**TASK TO COMPLETE:**
Look through the data below. Show each line where the string "header" occurs.

**Element data from apps and pages:**

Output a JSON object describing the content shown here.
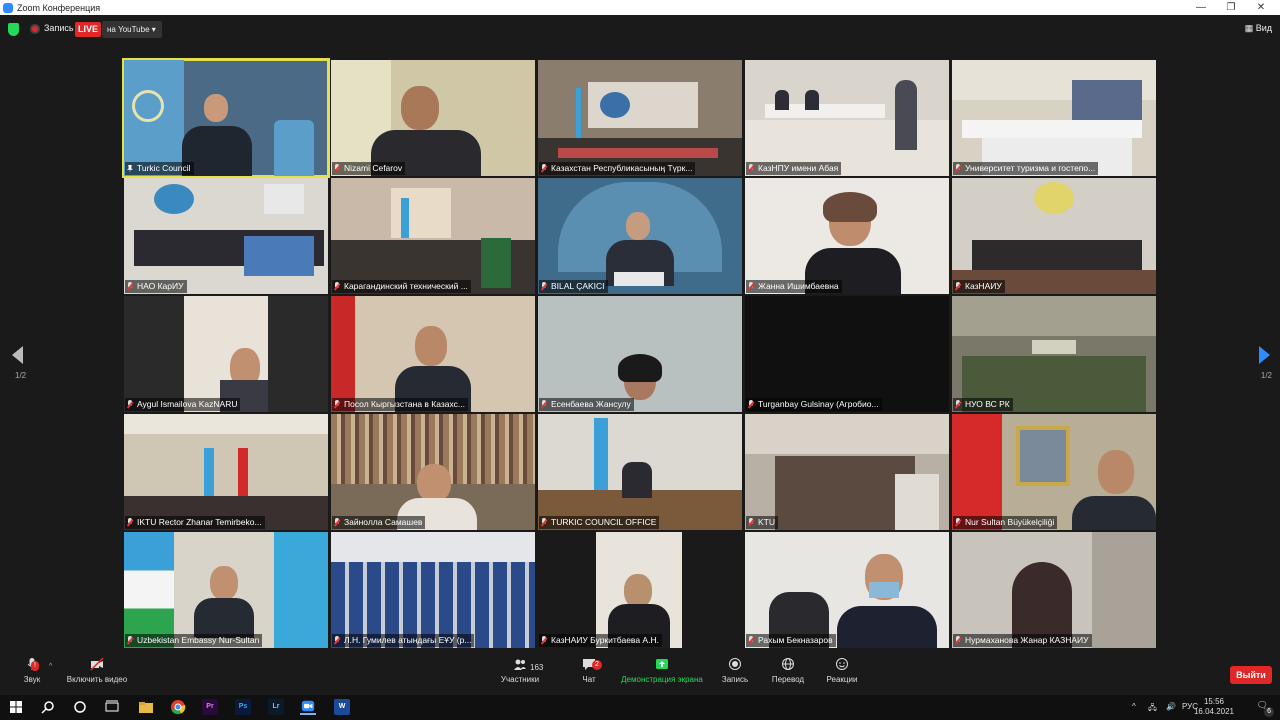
{
  "window": {
    "title": "Zoom Конференция",
    "minimize": "—",
    "restore": "❐",
    "close": "✕"
  },
  "topbar": {
    "recording_label": "Запись",
    "live_label": "LIVE",
    "youtube_label": "на YouTube ▾",
    "view_label": "Вид"
  },
  "participants": [
    {
      "name": "Turkic Council",
      "muted": false,
      "pinned": true,
      "active": true
    },
    {
      "name": "Nizami Cefarov",
      "muted": true
    },
    {
      "name": "Казахстан Республикасының Түрк...",
      "muted": true
    },
    {
      "name": "КазНПУ имени Абая",
      "muted": true
    },
    {
      "name": "Университет туризма и гостепо...",
      "muted": true
    },
    {
      "name": "НАО КарИУ",
      "muted": true
    },
    {
      "name": "Карагандинский технический ...",
      "muted": true
    },
    {
      "name": "BILAL ÇAKICI",
      "muted": true
    },
    {
      "name": "Жанна Ишимбаевна",
      "muted": true
    },
    {
      "name": "КазНАИУ",
      "muted": true
    },
    {
      "name": "Aygul Ismailova KazNARU",
      "muted": true
    },
    {
      "name": "Посол Кыргызстана в Казахс...",
      "muted": true
    },
    {
      "name": "Есенбаева Жансулу",
      "muted": true
    },
    {
      "name": "Turganbay Gulsinay (Агробио...",
      "muted": true
    },
    {
      "name": "НУО ВС РК",
      "muted": true
    },
    {
      "name": "IKTU Rector Zhanar Temirbeko...",
      "muted": true
    },
    {
      "name": "Зайнолла Самашев",
      "muted": true
    },
    {
      "name": "TURKIC COUNCIL OFFICE",
      "muted": true
    },
    {
      "name": "KTU",
      "muted": true
    },
    {
      "name": "Nur Sultan Büyükelçiliği",
      "muted": true
    },
    {
      "name": "Uzbekistan Embassy Nur-Sultan",
      "muted": true
    },
    {
      "name": "Л.Н. Гумилев атындағы ЕҰУ (р...",
      "muted": true
    },
    {
      "name": "КазНАИУ Буркитбаева А.Н.",
      "muted": true
    },
    {
      "name": "Рахым Бекназаров",
      "muted": true
    },
    {
      "name": "Нурмаханова Жанар КАЗНАИУ",
      "muted": true
    }
  ],
  "pagination": {
    "left": "1/2",
    "right": "1/2"
  },
  "toolbar": {
    "audio_label": "Звук",
    "audio_badge": "!",
    "video_label": "Включить видео",
    "participants_label": "Участники",
    "participants_count": "163",
    "chat_label": "Чат",
    "chat_badge": "2",
    "share_label": "Демонстрация экрана",
    "record_label": "Запись",
    "translate_label": "Перевод",
    "reactions_label": "Реакции",
    "leave_label": "Выйти"
  },
  "taskbar": {
    "apps": [
      "Pr",
      "Ps",
      "Lr",
      "W"
    ],
    "language": "РУС",
    "time": "15:56",
    "date": "16.04.2021",
    "notifications": "6"
  },
  "colors": {
    "accent": "#2d8cff",
    "live_red": "#e02828",
    "share_green": "#23d959",
    "active_speaker": "#e4e04a"
  }
}
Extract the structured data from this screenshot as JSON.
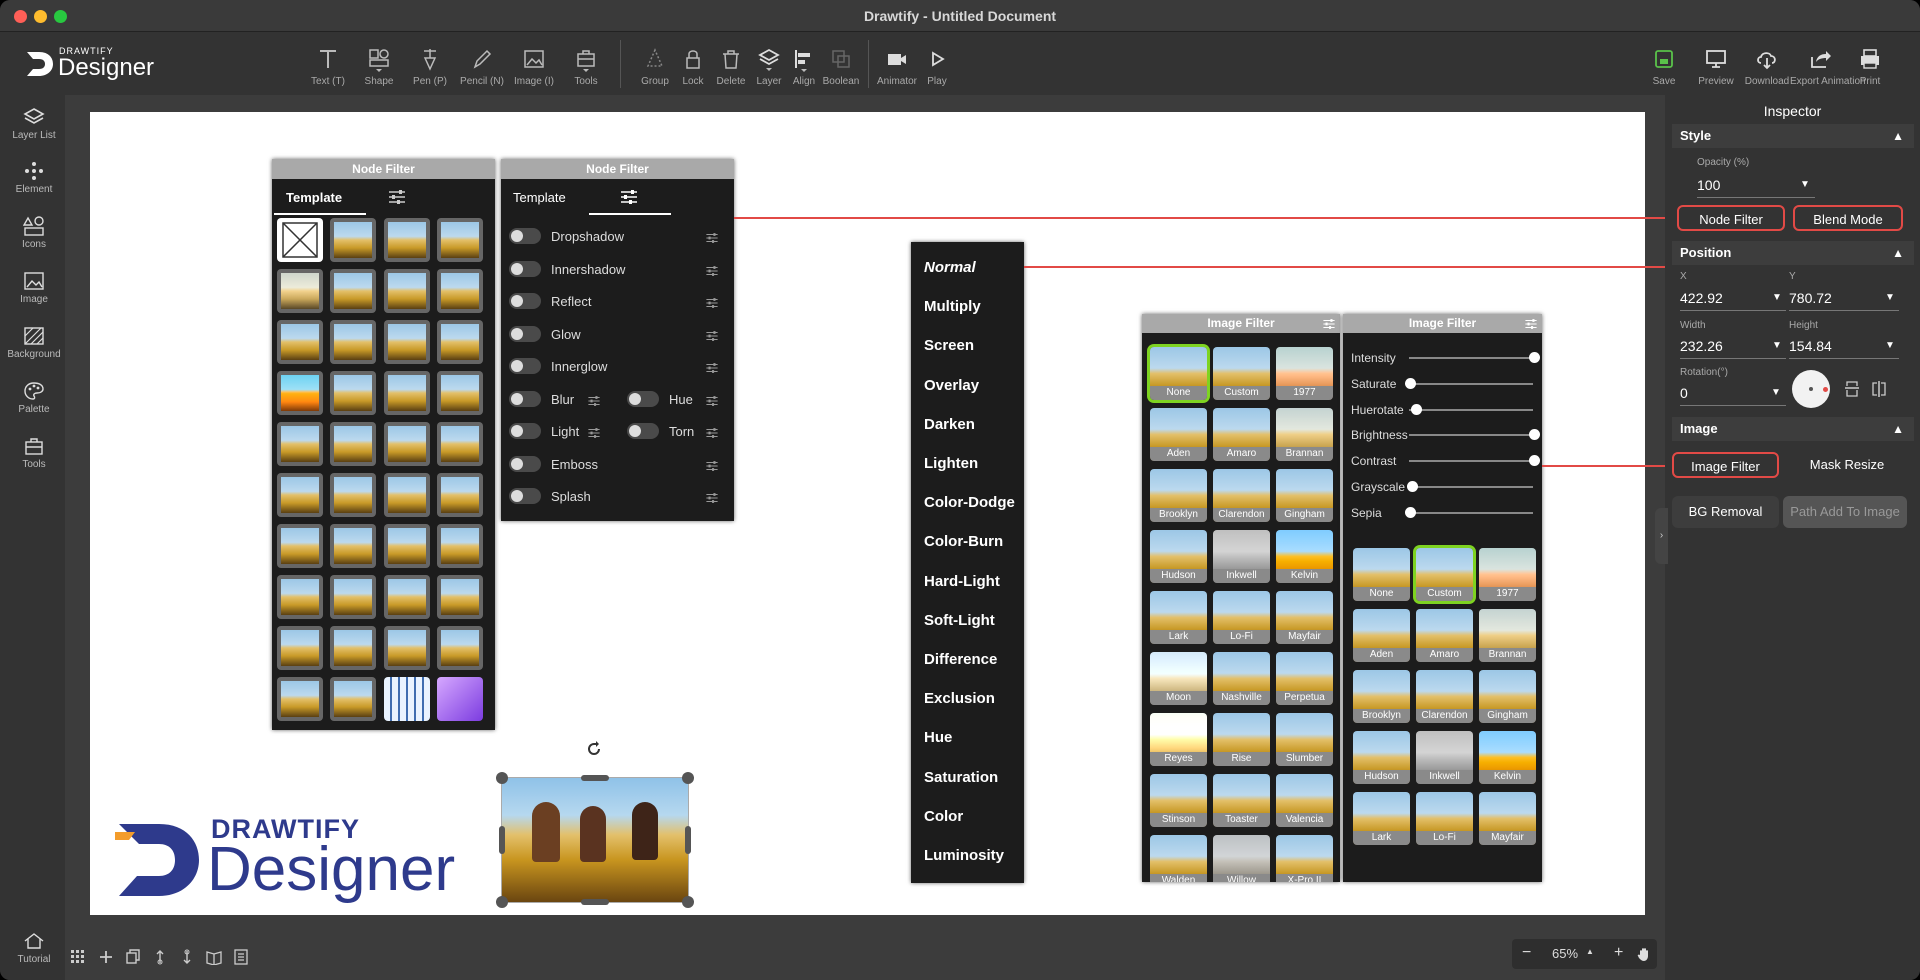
{
  "window": {
    "title": "Drawtify - Untitled Document"
  },
  "brand": {
    "small": "DRAWTIFY",
    "large": "Designer"
  },
  "toolbar": {
    "tools": [
      {
        "name": "text",
        "label": "Text (T)"
      },
      {
        "name": "shape",
        "label": "Shape"
      },
      {
        "name": "pen",
        "label": "Pen (P)"
      },
      {
        "name": "pencil",
        "label": "Pencil (N)"
      },
      {
        "name": "image",
        "label": "Image (I)"
      },
      {
        "name": "tools",
        "label": "Tools"
      },
      {
        "name": "group",
        "label": "Group"
      },
      {
        "name": "lock",
        "label": "Lock"
      },
      {
        "name": "delete",
        "label": "Delete"
      },
      {
        "name": "layer",
        "label": "Layer"
      },
      {
        "name": "align",
        "label": "Align"
      },
      {
        "name": "boolean",
        "label": "Boolean"
      },
      {
        "name": "animator",
        "label": "Animator"
      },
      {
        "name": "play",
        "label": "Play"
      }
    ],
    "right": [
      {
        "name": "save",
        "label": "Save"
      },
      {
        "name": "preview",
        "label": "Preview"
      },
      {
        "name": "download",
        "label": "Download"
      },
      {
        "name": "export-animation",
        "label": "Export Animation"
      },
      {
        "name": "print",
        "label": "Print"
      }
    ]
  },
  "sidebar": {
    "items": [
      "Layer List",
      "Element",
      "Icons",
      "Image",
      "Background",
      "Palette",
      "Tools"
    ],
    "bottom": "Tutorial"
  },
  "node_filter_template": {
    "title": "Node Filter",
    "tab_template": "Template"
  },
  "node_filter_settings": {
    "title": "Node Filter",
    "tab_template": "Template",
    "filters": [
      "Dropshadow",
      "Innershadow",
      "Reflect",
      "Glow",
      "Innerglow",
      "Blur",
      "Hue",
      "Light",
      "Torn",
      "Emboss",
      "Splash"
    ]
  },
  "blend_modes": [
    "Normal",
    "Multiply",
    "Screen",
    "Overlay",
    "Darken",
    "Lighten",
    "Color-Dodge",
    "Color-Burn",
    "Hard-Light",
    "Soft-Light",
    "Difference",
    "Exclusion",
    "Hue",
    "Saturation",
    "Color",
    "Luminosity"
  ],
  "image_filter_presets": {
    "title": "Image Filter",
    "items": [
      "None",
      "Custom",
      "1977",
      "Aden",
      "Amaro",
      "Brannan",
      "Brooklyn",
      "Clarendon",
      "Gingham",
      "Hudson",
      "Inkwell",
      "Kelvin",
      "Lark",
      "Lo-Fi",
      "Mayfair",
      "Moon",
      "Nashville",
      "Perpetua",
      "Reyes",
      "Rise",
      "Slumber",
      "Stinson",
      "Toaster",
      "Valencia",
      "Walden",
      "Willow",
      "X-Pro II"
    ],
    "selected": "None"
  },
  "image_filter_custom": {
    "title": "Image Filter",
    "sliders": [
      {
        "label": "Intensity",
        "value": 1.0
      },
      {
        "label": "Saturate",
        "value": 0.0
      },
      {
        "label": "Huerotate",
        "value": 0.05
      },
      {
        "label": "Brightness",
        "value": 1.0
      },
      {
        "label": "Contrast",
        "value": 1.0
      },
      {
        "label": "Grayscale",
        "value": 0.02
      },
      {
        "label": "Sepia",
        "value": 0.0
      }
    ],
    "presets": [
      "None",
      "Custom",
      "1977",
      "Aden",
      "Amaro",
      "Brannan",
      "Brooklyn",
      "Clarendon",
      "Gingham",
      "Hudson",
      "Inkwell",
      "Kelvin",
      "Lark",
      "Lo-Fi",
      "Mayfair"
    ],
    "selected": "Custom"
  },
  "inspector": {
    "title": "Inspector",
    "style": {
      "header": "Style",
      "opacity_label": "Opacity (%)",
      "opacity": "100",
      "node_filter": "Node Filter",
      "blend_mode": "Blend Mode"
    },
    "position": {
      "header": "Position",
      "x_label": "X",
      "x": "422.92",
      "y_label": "Y",
      "y": "780.72",
      "w_label": "Width",
      "w": "232.26",
      "h_label": "Height",
      "h": "154.84",
      "rot_label": "Rotation(°)",
      "rot": "0"
    },
    "image": {
      "header": "Image",
      "image_filter": "Image Filter",
      "mask_resize": "Mask Resize",
      "bg_removal": "BG Removal",
      "path_add": "Path Add To Image"
    }
  },
  "zoom": {
    "value": "65%"
  },
  "colors": {
    "accent_red": "#e24a46",
    "selected_green": "#7ed321",
    "brand_blue": "#2e3a8c"
  }
}
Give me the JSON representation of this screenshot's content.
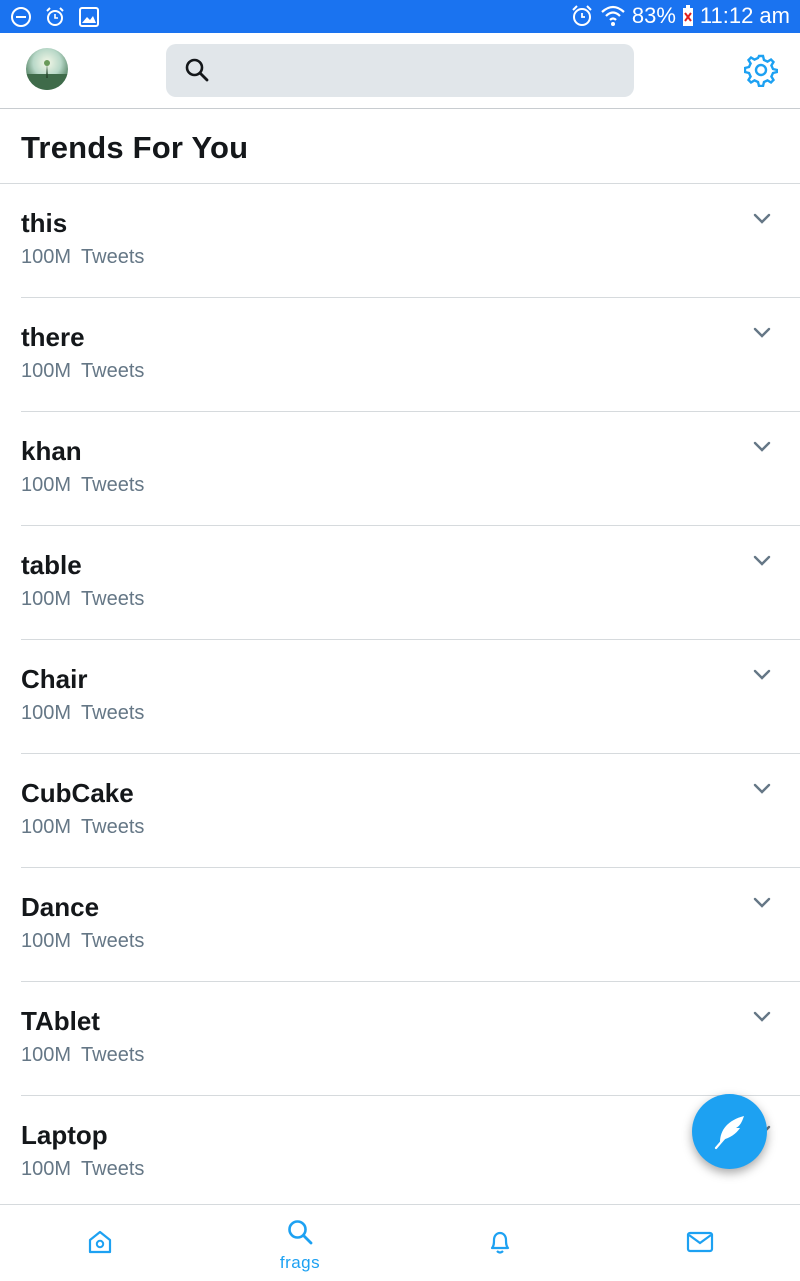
{
  "status_bar": {
    "battery": "83%",
    "time": "11:12 am"
  },
  "search": {
    "placeholder": ""
  },
  "heading": "Trends For You",
  "trends": [
    {
      "name": "this",
      "count": "100M",
      "unit": "Tweets"
    },
    {
      "name": "there",
      "count": "100M",
      "unit": "Tweets"
    },
    {
      "name": "khan",
      "count": "100M",
      "unit": "Tweets"
    },
    {
      "name": "table",
      "count": "100M",
      "unit": "Tweets"
    },
    {
      "name": "Chair",
      "count": "100M",
      "unit": "Tweets"
    },
    {
      "name": "CubCake",
      "count": "100M",
      "unit": "Tweets"
    },
    {
      "name": "Dance",
      "count": "100M",
      "unit": "Tweets"
    },
    {
      "name": "TAblet",
      "count": "100M",
      "unit": "Tweets"
    },
    {
      "name": "Laptop",
      "count": "100M",
      "unit": "Tweets"
    }
  ],
  "bottom_nav": {
    "active_label": "frags",
    "items": [
      "home-icon",
      "search-icon",
      "bell-icon",
      "mail-icon"
    ]
  },
  "colors": {
    "status_bar": "#1a73f0",
    "accent": "#1da1f2",
    "secondary_text": "#657786"
  }
}
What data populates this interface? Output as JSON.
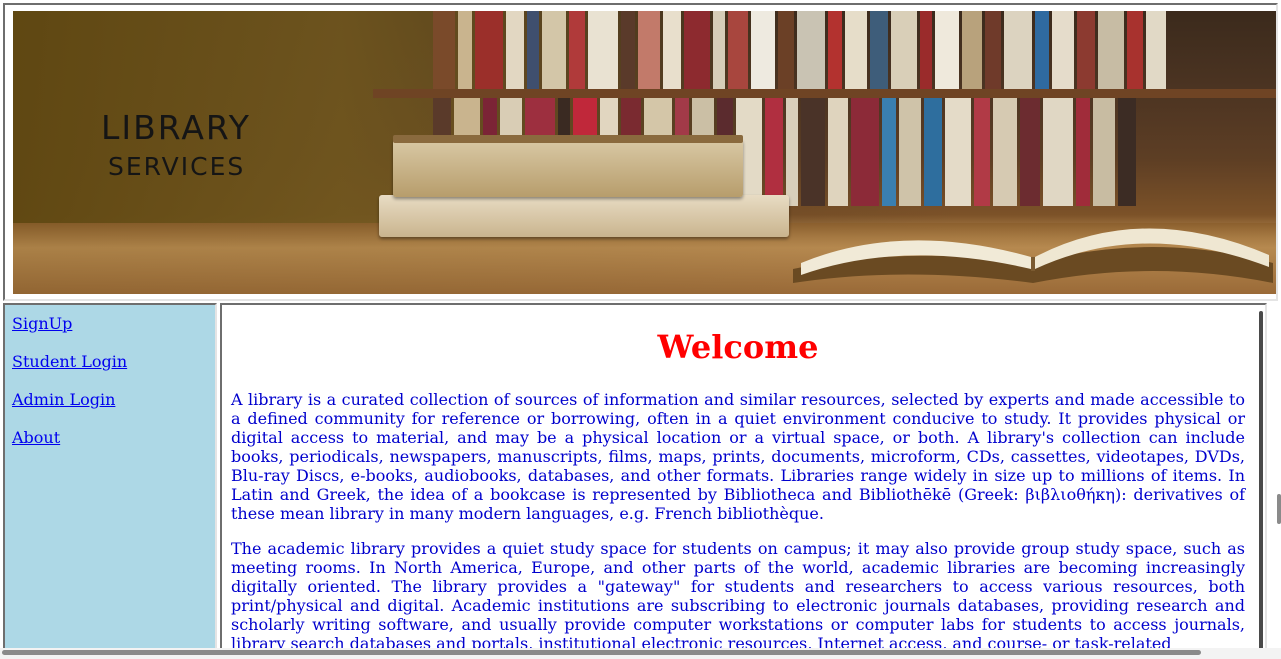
{
  "banner": {
    "title_line1": "LIBRARY",
    "title_line2": "SERVICES",
    "image": "library-bookshelf-photo"
  },
  "nav": {
    "items": [
      {
        "label": "SignUp"
      },
      {
        "label": "Student Login"
      },
      {
        "label": "Admin Login"
      },
      {
        "label": "About"
      }
    ]
  },
  "main": {
    "heading": "Welcome",
    "paragraphs": [
      "A library is a curated collection of sources of information and similar resources, selected by experts and made accessible to a defined community for reference or borrowing, often in a quiet environment conducive to study. It provides physical or digital access to material, and may be a physical location or a virtual space, or both. A library's collection can include books, periodicals, newspapers, manuscripts, films, maps, prints, documents, microform, CDs, cassettes, videotapes, DVDs, Blu-ray Discs, e-books, audiobooks, databases, and other formats. Libraries range widely in size up to millions of items. In Latin and Greek, the idea of a bookcase is represented by Bibliotheca and Bibliothēkē (Greek: βιβλιοθήκη): derivatives of these mean library in many modern languages, e.g. French bibliothèque.",
      "The academic library provides a quiet study space for students on campus; it may also provide group study space, such as meeting rooms. In North America, Europe, and other parts of the world, academic libraries are becoming increasingly digitally oriented. The library provides a \"gateway\" for students and researchers to access various resources, both print/physical and digital. Academic institutions are subscribing to electronic journals databases, providing research and scholarly writing software, and usually provide computer workstations or computer labs for students to access journals, library search databases and portals, institutional electronic resources, Internet access, and course- or task-related"
    ]
  },
  "colors": {
    "nav_background": "#add8e6",
    "link": "#0000ee",
    "heading": "#ff0000",
    "body_text": "#0000cd"
  }
}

**TASK RESULT:**
      "header": "Style",
      "header": "Position",
      "header": "Image",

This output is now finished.